After dams were constructed along the river for flood control and
power production, the flow regime of the river changed. Records kept
since 1878 show that flows were much higher in the spring and lower in
winter before dam construction. In addition, the velocity of the water
moving down the river was significantly greater before dam construction
began in the 1930s.In 1917, Washington adopted a water code to help
manage water allocations from surface water bodies in the state,
including the Columbia River.
Since the water code was adopted, the state has allocated 768 surface
water and 1,379 groundwater rights on the mainstem Columbia River.
These Columbia River water users have the right to take approximately
13,000 cfs in instantaneous withdrawals from April through October, when
most crops are grown in the basin.
The total annual withdrawal from the mainstem Columbia River during
the growing season is about 4.7 million-acre feet of water. (1 acre-foot
= 325,851 gallons, enough water to cover a single square acre of land 12
The Bureau of Reclamation is the single largest water user on the
Columbia River mainstem and is allocated about two-thirds of the water
from the river. In Washington, the Department of Ecology is considering
87 new water-right requests to take an additional 1,650 cfs of water
from the mainstem Columbia River.
Pending applications for new water withdrawals located within
Washington State for the mainstem of the Columbia River total
approximately 1,650 cfs (87 applications as of September, 2002).
Columbia River Hydrology
The following attachment provides information about the hydrology of the
Columbia River.
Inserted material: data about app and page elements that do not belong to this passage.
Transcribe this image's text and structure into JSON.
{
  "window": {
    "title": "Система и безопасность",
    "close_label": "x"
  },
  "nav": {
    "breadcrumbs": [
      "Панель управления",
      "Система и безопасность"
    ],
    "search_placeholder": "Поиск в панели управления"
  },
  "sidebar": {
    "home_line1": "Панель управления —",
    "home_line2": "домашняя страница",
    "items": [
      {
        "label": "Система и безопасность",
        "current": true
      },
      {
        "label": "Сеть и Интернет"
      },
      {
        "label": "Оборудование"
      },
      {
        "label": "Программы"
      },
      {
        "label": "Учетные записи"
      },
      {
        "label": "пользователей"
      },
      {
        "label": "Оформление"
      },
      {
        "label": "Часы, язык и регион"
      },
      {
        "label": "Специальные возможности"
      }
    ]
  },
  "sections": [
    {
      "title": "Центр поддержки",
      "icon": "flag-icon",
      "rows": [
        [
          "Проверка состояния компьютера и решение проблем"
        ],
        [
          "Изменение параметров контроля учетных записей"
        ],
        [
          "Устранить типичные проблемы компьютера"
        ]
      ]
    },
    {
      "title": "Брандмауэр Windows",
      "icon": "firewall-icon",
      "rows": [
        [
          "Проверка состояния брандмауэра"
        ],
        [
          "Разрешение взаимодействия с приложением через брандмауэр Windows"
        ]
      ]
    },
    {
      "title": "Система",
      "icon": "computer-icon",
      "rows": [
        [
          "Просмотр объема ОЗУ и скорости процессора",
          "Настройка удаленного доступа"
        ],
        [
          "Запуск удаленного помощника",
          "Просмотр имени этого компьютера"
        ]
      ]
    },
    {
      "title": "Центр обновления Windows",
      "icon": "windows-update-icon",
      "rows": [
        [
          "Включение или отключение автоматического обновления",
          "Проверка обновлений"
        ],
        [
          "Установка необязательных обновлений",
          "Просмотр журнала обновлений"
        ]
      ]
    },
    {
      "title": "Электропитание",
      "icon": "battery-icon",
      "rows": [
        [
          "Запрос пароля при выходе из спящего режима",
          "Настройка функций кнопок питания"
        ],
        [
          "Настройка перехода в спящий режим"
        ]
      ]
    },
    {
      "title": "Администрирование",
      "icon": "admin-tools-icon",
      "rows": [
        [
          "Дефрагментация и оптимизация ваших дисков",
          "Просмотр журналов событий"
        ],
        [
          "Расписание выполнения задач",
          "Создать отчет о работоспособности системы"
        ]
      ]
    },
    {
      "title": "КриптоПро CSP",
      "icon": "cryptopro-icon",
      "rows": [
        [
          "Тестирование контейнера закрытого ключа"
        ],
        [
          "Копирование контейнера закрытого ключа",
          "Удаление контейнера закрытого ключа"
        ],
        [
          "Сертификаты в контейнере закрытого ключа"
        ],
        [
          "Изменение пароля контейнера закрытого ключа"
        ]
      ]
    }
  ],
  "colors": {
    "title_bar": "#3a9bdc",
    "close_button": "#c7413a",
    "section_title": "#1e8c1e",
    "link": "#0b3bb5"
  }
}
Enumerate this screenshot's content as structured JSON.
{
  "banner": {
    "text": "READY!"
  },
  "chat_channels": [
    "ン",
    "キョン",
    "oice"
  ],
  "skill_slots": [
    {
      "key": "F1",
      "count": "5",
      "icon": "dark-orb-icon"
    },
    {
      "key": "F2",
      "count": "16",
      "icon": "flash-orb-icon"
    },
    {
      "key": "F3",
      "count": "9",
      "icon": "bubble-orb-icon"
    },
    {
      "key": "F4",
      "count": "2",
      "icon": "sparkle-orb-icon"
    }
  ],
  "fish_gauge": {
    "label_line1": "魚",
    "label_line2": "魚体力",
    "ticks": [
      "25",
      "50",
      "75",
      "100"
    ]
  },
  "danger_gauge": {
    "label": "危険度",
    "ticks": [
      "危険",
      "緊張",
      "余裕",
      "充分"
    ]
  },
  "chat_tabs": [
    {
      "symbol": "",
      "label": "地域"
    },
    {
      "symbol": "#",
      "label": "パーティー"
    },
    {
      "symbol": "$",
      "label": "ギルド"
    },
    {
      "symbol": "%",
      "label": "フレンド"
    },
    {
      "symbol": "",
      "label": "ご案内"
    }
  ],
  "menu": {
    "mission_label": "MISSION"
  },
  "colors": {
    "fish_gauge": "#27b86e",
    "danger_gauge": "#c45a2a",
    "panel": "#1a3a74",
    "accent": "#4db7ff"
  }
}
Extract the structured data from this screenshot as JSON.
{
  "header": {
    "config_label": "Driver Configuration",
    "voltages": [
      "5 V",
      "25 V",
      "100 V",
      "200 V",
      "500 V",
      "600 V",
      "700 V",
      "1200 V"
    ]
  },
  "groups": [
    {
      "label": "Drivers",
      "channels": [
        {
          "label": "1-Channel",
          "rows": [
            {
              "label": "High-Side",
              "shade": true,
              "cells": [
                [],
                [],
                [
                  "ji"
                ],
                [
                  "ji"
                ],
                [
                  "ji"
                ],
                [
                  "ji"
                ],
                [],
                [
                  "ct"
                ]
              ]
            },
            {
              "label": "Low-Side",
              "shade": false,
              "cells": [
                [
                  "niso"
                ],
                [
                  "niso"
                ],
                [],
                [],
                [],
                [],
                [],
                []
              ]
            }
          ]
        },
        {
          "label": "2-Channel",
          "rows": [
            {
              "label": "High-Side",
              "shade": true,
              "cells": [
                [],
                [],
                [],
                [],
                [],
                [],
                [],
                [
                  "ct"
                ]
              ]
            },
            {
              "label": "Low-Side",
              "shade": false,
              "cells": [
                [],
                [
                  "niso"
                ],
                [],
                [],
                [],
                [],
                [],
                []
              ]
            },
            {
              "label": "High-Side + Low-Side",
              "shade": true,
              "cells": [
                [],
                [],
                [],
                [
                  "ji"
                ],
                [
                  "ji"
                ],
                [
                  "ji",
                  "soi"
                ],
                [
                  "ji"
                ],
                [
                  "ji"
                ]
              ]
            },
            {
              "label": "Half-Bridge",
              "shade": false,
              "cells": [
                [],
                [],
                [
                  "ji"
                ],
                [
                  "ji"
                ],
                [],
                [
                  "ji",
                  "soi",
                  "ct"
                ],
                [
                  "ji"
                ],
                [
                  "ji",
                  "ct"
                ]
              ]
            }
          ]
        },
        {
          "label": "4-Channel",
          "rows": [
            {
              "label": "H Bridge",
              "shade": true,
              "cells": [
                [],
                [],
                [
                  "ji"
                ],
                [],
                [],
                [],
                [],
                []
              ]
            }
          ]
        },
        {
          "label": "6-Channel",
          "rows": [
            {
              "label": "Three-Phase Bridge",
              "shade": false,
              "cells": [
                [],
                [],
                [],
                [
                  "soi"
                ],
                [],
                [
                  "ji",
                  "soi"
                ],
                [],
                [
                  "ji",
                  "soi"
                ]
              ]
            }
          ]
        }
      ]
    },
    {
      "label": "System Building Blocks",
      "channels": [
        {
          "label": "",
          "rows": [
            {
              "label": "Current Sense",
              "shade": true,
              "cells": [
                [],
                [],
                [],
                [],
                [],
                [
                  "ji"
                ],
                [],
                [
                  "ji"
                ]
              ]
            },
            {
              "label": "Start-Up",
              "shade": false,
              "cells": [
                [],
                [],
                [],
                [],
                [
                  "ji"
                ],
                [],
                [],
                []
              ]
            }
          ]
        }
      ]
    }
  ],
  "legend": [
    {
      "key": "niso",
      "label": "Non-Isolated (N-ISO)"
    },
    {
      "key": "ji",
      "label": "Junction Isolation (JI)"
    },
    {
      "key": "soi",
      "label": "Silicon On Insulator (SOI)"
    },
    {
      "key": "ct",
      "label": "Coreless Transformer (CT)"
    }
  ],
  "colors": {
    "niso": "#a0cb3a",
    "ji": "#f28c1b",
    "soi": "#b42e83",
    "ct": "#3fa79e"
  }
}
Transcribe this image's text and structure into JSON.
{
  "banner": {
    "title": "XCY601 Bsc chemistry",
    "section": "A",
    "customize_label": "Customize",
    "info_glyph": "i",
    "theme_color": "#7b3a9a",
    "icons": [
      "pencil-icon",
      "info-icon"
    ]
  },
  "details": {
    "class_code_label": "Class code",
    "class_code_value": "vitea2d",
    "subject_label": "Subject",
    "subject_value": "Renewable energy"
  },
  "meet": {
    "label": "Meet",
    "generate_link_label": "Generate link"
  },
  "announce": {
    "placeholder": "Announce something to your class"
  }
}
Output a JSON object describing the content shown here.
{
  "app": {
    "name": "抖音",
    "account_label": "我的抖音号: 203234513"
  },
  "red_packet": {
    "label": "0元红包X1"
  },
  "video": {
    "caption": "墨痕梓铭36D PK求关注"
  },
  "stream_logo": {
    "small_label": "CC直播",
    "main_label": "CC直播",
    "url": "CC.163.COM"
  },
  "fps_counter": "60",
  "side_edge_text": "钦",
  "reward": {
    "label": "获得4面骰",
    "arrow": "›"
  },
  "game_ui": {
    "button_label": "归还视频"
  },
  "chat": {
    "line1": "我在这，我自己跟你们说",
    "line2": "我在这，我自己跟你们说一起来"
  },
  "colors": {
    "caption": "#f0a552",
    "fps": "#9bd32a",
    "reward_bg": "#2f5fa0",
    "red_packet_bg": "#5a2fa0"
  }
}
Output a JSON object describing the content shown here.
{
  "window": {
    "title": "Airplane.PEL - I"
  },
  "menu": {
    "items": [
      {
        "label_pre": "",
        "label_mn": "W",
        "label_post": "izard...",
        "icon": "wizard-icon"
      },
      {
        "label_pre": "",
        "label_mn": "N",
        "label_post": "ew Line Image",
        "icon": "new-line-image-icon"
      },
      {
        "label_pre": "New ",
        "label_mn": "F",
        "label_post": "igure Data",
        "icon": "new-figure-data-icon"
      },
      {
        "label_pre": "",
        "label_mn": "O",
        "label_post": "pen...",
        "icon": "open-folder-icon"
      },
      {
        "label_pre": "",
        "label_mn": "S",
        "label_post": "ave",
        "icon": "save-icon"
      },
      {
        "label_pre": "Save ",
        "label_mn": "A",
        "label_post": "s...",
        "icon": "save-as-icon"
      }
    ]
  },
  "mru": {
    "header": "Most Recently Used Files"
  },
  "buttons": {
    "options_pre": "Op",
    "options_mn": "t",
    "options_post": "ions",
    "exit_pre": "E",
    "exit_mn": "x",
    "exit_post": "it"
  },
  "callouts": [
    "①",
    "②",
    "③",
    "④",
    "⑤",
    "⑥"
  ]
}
This information has been shared with the National Academy
Columbia River Basin Maps
The following maps provide an overview of current information about the Columbia
River Basin: (Due to the level of detail on these maps, and the need to
maintain a high quality, viewable and printable maps, some of the files are very
Columbia River Photos